WASHINGTON, May 18 (UPI) -- It came as no surprise Tuesday that the White House announced it is nominating Alan Greenspan as chairman of the Federal Reserve for the fifth consecutive term.
President Bush made clear as early as last year that he would want the 78-year-old to be reappointed to the post, and Greenspan himself issued a public statement that should he be asked to serve another term, he would accept.
While his nomination will have to be confirmed by the Senate, it is unlikely that he will face much opposition from either the Democrats or the Republicans. For while he is no longer as revered as he once was at the height of the bubble economy in the late 1990s, when the U.S. economy seemed to know no bounds, most policymakers and investors alike remain confident in Greenspan's ability. Or perhaps it is better to say that many fear that replacing him would rattle the global financial markets. After all, Sen. John McCain (R-Ariz.) expressed the sentiments of many when he declared that he would like to keep him on, no matter what.
"If he were to happen to die, God forbid, I would do like they did in the movie 'Weekend at Bernie's'. I would prop him up and put a pair of dark glasses on him," McCain said on the campaign trail in his bid for the presidency in 2000, emphasizing that the mere presence of Greenspan boosts investor confidence and spurs economic growth.
In announcing the nomination Tuesday for his fifth term in office, Bush too echoed the same thoughts as he stated that "Alan Greenspan has done a superb job as chairman...and I have great continuing confidence in his stewardship."
Certainly, the Bush administration has benefited from the Fed's monetary policy, as the central bank slashed interest rates to their lowest level in over four decades, with the federal funds target rate at 1.00 percent, in order to keep the cost of money low and the economic engine humming.

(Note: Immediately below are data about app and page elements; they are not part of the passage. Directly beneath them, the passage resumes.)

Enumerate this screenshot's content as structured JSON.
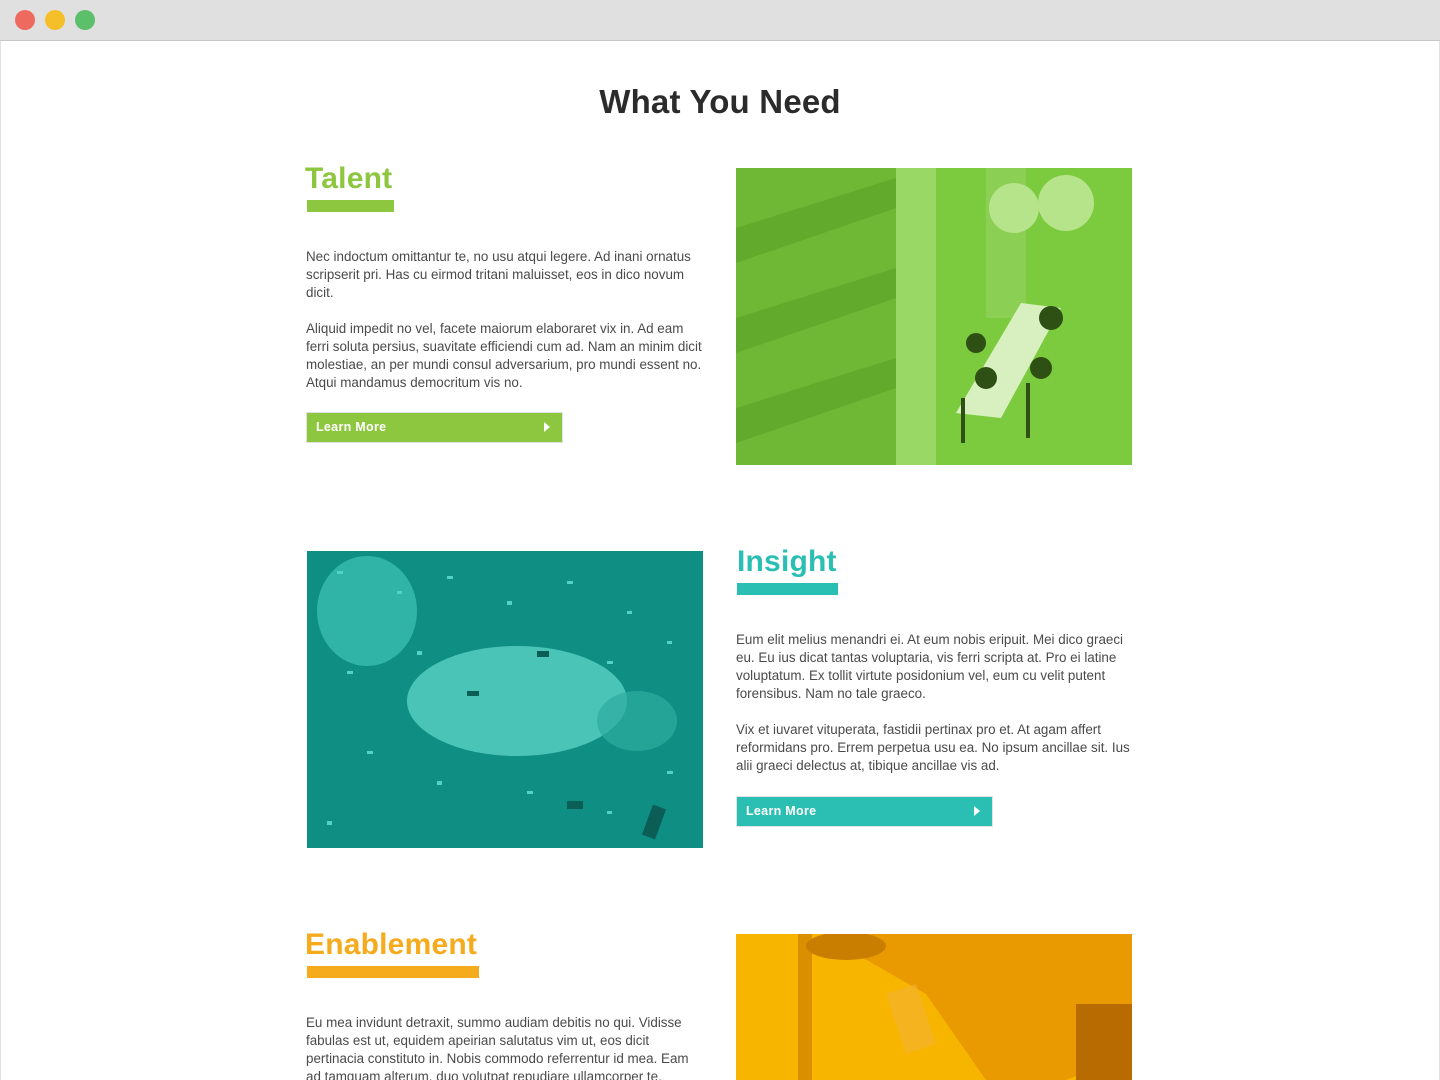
{
  "page": {
    "title": "What You Need"
  },
  "colors": {
    "talent": "#8dc63f",
    "insight": "#2bbfb3",
    "enablement": "#f5ab1b"
  },
  "sections": {
    "talent": {
      "heading": "Talent",
      "paragraphs": [
        "Nec indoctum omittantur te, no usu atqui legere. Ad inani ornatus scripserit pri. Has cu eirmod tritani maluisset, eos in dico novum dicit.",
        "Aliquid impedit no vel, facete maiorum elaboraret vix in. Ad eam ferri soluta persius, suavitate efficiendi cum ad. Nam an minim dicit molestiae, an per mundi consul adversarium, pro mundi essent no. Atqui mandamus democritum vis no."
      ],
      "button_label": "Learn More",
      "image_icon": "office-meeting-photo"
    },
    "insight": {
      "heading": "Insight",
      "paragraphs": [
        "Eum elit melius menandri ei. At eum nobis eripuit. Mei dico graeci eu. Eu ius dicat tantas voluptaria, vis ferri scripta at. Pro ei latine voluptatum. Ex tollit virtute posidonium vel, eum cu velit putent forensibus. Nam no tale graeco.",
        "Vix et iuvaret vituperata, fastidii pertinax pro et. At agam affert reformidans pro. Errem perpetua usu ea. No ipsum ancillae sit. Ius alii graeci delectus at, tibique ancillae vis ad."
      ],
      "button_label": "Learn More",
      "image_icon": "confetti-photo"
    },
    "enablement": {
      "heading": "Enablement",
      "paragraphs": [
        "Eu mea invidunt detraxit, summo audiam debitis no qui. Vidisse fabulas est ut, equidem apeirian salutatus vim ut, eos dicit pertinacia constituto in. Nobis commodo referrentur id mea. Eam ad tamquam alterum, duo volutpat repudiare ullamcorper te."
      ],
      "image_icon": "hand-reaching-photo"
    }
  }
}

Indeed, some economists argue that the single biggest factor keeping the U.S. economy from falling flat after the burst of the stock market in 2000 and the terrorist attacks in 2001 was record low interest rates, thanks to Greenspan.
But at the same time, Fed watchers are already trying to gauge who his successor may be.

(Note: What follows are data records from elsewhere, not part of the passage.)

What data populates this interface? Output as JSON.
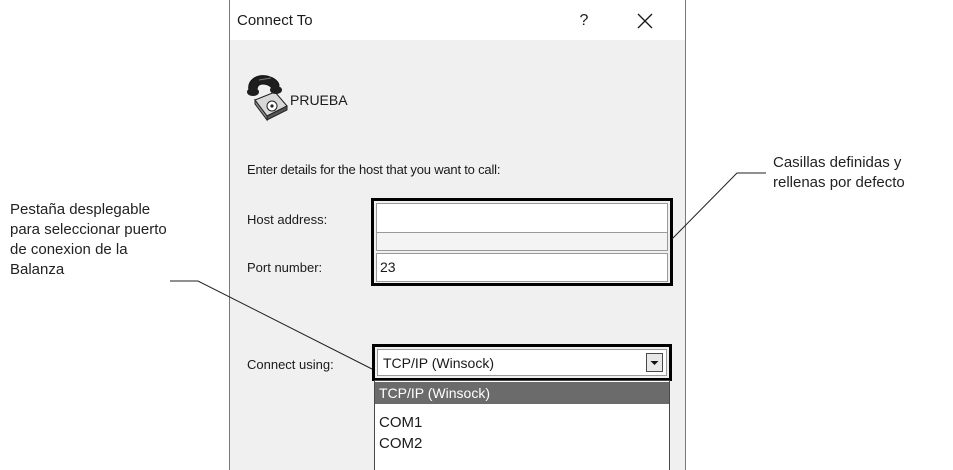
{
  "dialog": {
    "title": "Connect To",
    "help_label": "?",
    "connection_name": "PRUEBA",
    "prompt": "Enter details for the host that you want to call:",
    "host_address": {
      "label": "Host address:",
      "value": ""
    },
    "port_number": {
      "label": "Port number:",
      "value": "23"
    },
    "connect_using": {
      "label": "Connect using:",
      "selected": "TCP/IP (Winsock)",
      "options": [
        "TCP/IP (Winsock)",
        "COM1",
        "COM2"
      ]
    }
  },
  "annotations": {
    "left": [
      "Pestaña desplegable",
      "para seleccionar puerto",
      "de conexion de la",
      "Balanza"
    ],
    "right": [
      "Casillas definidas y",
      "rellenas por defecto"
    ]
  }
}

For one, Greenspan is unlikely to be able to serve out his latest full four-year term, which will last until June 2008. For the chairman must be a member of the Federal Reserve Board of Governors to serve, and his seat on the board expires in January 2006. The 14-year term as a board member, moreover, cannot be extended, nor can an individual serve for more than one term. Granted, it is possible that this particular regulation may change to accommodate Greenspan, but many analysts argue that that is unlikely. If that is indeed the case, then a new Fed chairman must be appointed by the beginning of 2006.
Another reason Wall Street is anxious to figure out who would succeed Greenspan is that the chairman is getting old and could be challenged physically to serve out his term. To be sure, he remains sprightly and is a fixture on Washington's social scene together with his wife, television reporter Andrea Mitchell.
Yet at the same time, Greenspan was treated for prostate cancer last year, and he has cut back on his travels in recent years, both within and outside the United States. For instance, he gives more speeches via satellite television rather than by making a personal appearance. He also certainly does not need the paycheck from the Fed, as he is already fairly well off financially, having owned his own financial advisory company until assuming his role at the helm of the Fed. Moreover, payment he could receive from advisory roles in the private sector would be far greater, and require much less responsibility and stress.
Whoever his successor may be, it is clear that he or she will have incredibly big shoes and an even bigger reputation to follow. The nomination of his successor will also be a key economic decision for whoever wins the presidential elections in November.